B.A. Slavic, University of Washington
Ph.D. Slavic, University of Michigan
Mailing: Box 358530, 18115 Campus Way NE, Bothell, WA 98011-8246
I abandoned the banking model of teaching ("I deposit into students' brains and hope the interest grows.") quite a while ago, and have replaced it with a method of teaching based upon a learning communities/conversational model ("Here's what some in the past and currently have been thinking about this issue. Now what do you all think? Why?"). To that end I rely extensively on seminars (even in large classes), case studies, student projects, extensive reading, and intensive writing. In every course I teach there is a component of field research that links the theory of the class with the practice of the world. Finally, central to the ethos of the classroom is the notion of the responsible intellectual-faculty and students together who must take responsibility for that world, and not just analyze it.
Recent Courses Taught
BIS 335 Human Rights in America
BIS 338 Political Institutions and Processes
BIS 403 Washington DC Human Rights Seminar/Trip
BIS 414 Topics in Human Rights
BPOLST 500 Dimensions and Contexts of Contemporary Policy Issues
His current research is a comparative analysis of the construction and implementation of human rights in developed and developing societies with particular attention to how discourse shapes political and cultural agendas. For example, the term "human rights" is deployed by various state and non-state actors to achieve a variety of ends, some of which might be consistent with the international human rights regime, while others might not. Under this analysis, "human rights" is viewed not as absolute moral category but as an open discourse in which individuals, cultures, and societies debate their ultimate values and goals.
"Human Rights Discourse and Political Legitimacy in Yugoslavia," (forthcoming, 2002, in Serbia after 1989, Sabrina Ramet and Vjeran Pavlacovic, eds.)

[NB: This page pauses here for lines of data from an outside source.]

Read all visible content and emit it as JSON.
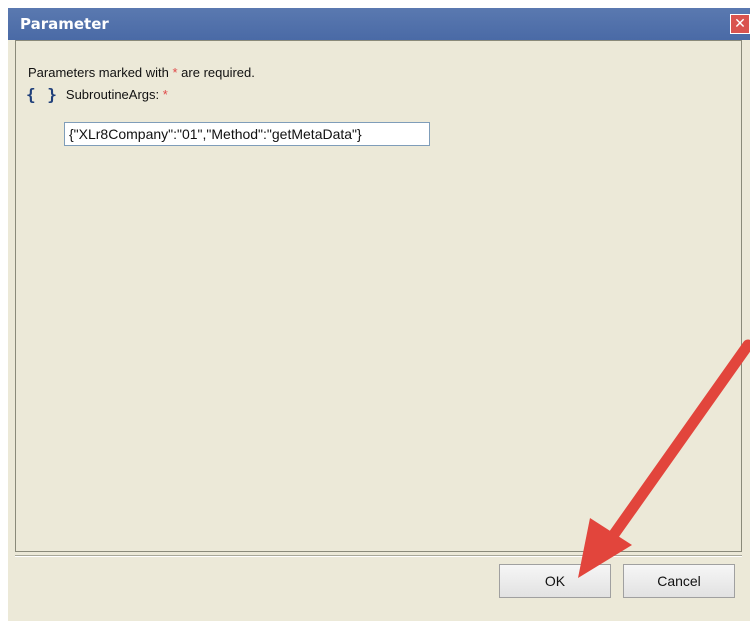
{
  "dialog": {
    "title": "Parameter",
    "close_symbol": "✕"
  },
  "form": {
    "required_note_prefix": "Parameters marked with ",
    "required_star": "*",
    "required_note_suffix": " are required.",
    "param_icon": "{ }",
    "param_label": "SubroutineArgs:",
    "param_value": "{\"XLr8Company\":\"01\",\"Method\":\"getMetaData\"}"
  },
  "buttons": {
    "ok_label": "OK",
    "cancel_label": "Cancel"
  },
  "colors": {
    "titlebar": "#4a6aa6",
    "dialog_bg": "#ece9d8",
    "required_star": "#e04848",
    "annotation_arrow": "#e2453c"
  }
}
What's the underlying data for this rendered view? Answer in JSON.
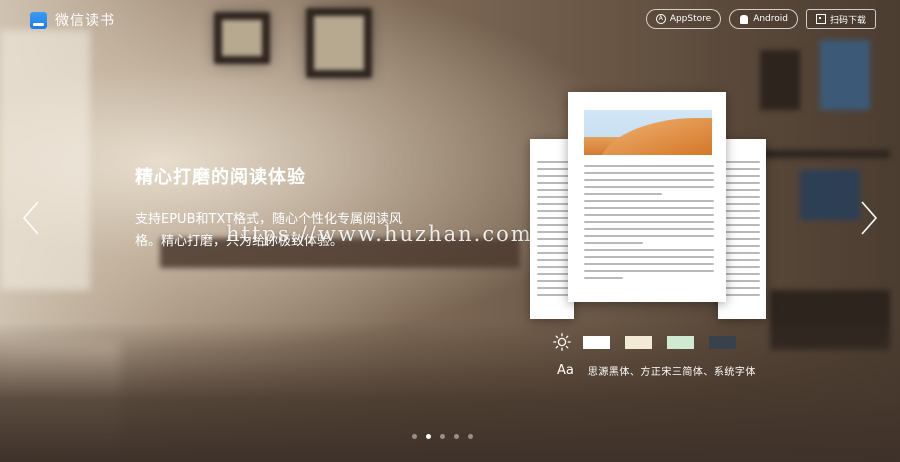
{
  "app": {
    "name": "微信读书"
  },
  "topbar": {
    "buttons": [
      {
        "label": "AppStore",
        "icon": "appstore-icon"
      },
      {
        "label": "Android",
        "icon": "android-icon"
      },
      {
        "label": "扫码下载",
        "icon": "qr-code-icon"
      }
    ]
  },
  "hero": {
    "title": "精心打磨的阅读体验",
    "description_line1": "支持EPUB和TXT格式，随心个性化专属阅读风",
    "description_line2": "格。精心打磨，只为给你极致体验。"
  },
  "watermark": "https://www.huzhan.com/ishop3572",
  "themes": {
    "brightness_icon": "sun-icon",
    "swatches": [
      "#ffffff",
      "#f3ead6",
      "#cfead0",
      "#37424c"
    ]
  },
  "fonts": {
    "icon_label": "Aa",
    "text": "思源黑体、方正宋三简体、系统字体"
  },
  "carousel": {
    "slide_count": 5,
    "active_index": 1
  }
}
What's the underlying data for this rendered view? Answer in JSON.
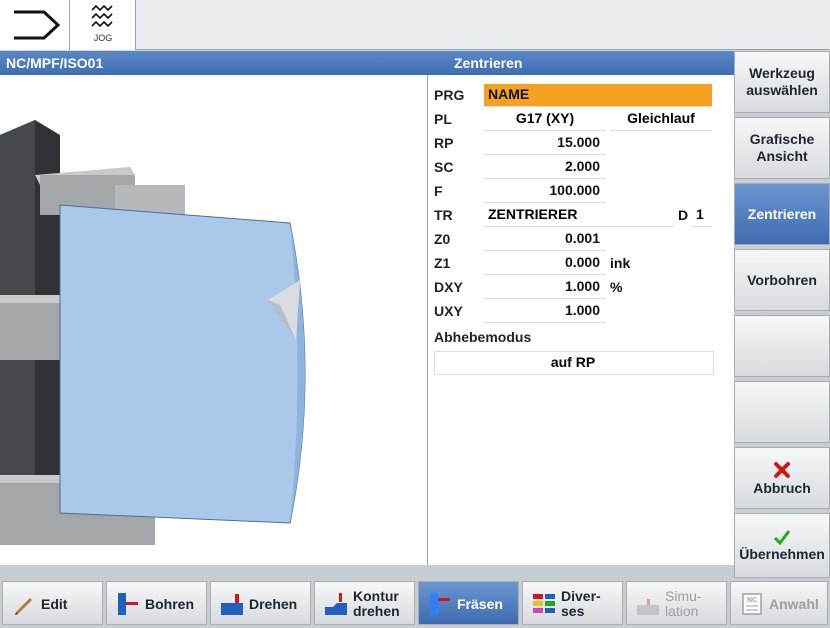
{
  "topbar": {
    "jog_label": "JOG"
  },
  "header": {
    "path": "NC/MPF/ISO01",
    "cycle_title": "Zentrieren"
  },
  "form": {
    "prg": {
      "label": "PRG",
      "value": "NAME"
    },
    "pl": {
      "label": "PL",
      "value": "G17 (XY)",
      "mode": "Gleichlauf"
    },
    "rp": {
      "label": "RP",
      "value": "15.000"
    },
    "sc": {
      "label": "SC",
      "value": "2.000"
    },
    "f": {
      "label": "F",
      "value": "100.000"
    },
    "tr": {
      "label": "TR",
      "value": "ZENTRIERER",
      "d_label": "D",
      "d_value": "1"
    },
    "z0": {
      "label": "Z0",
      "value": "0.001"
    },
    "z1": {
      "label": "Z1",
      "value": "0.000",
      "unit": "ink"
    },
    "dxy": {
      "label": "DXY",
      "value": "1.000",
      "unit": "%"
    },
    "uxy": {
      "label": "UXY",
      "value": "1.000"
    },
    "abhebemodus": {
      "label": "Abhebemodus",
      "value": "auf RP"
    }
  },
  "right_softkeys": {
    "werkzeug_line1": "Werkzeug",
    "werkzeug_line2": "auswählen",
    "grafische_line1": "Grafische",
    "grafische_line2": "Ansicht",
    "zentrieren": "Zentrieren",
    "vorbohren": "Vorbohren",
    "abbruch": "Abbruch",
    "uebernehmen": "Übernehmen"
  },
  "bottom_softkeys": {
    "edit": "Edit",
    "bohren": "Bohren",
    "drehen": "Drehen",
    "kontur_line1": "Kontur",
    "kontur_line2": "drehen",
    "fraesen": "Fräsen",
    "divers_line1": "Diver-",
    "divers_line2": "ses",
    "simu_line1": "Simu-",
    "simu_line2": "lation",
    "anwahl": "Anwahl"
  },
  "colors": {
    "header_blue": "#3e6db3",
    "active_key": "#3d6bb0",
    "prg_highlight": "#f5a020",
    "workpiece": "#a9c8ea",
    "chuck": "#3a3c40",
    "cancel_red": "#d01818",
    "accept_green": "#22a822"
  }
}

"Discourse of/in Propaganda in Early Soviet Film Theory," (forthcoming , 2003, From Golivud to Hollywood: Entertainment and Propaganda in Soviet Film of the 1920s and 1930s, Galya Diment and Jacob Kaltenbach, eds.)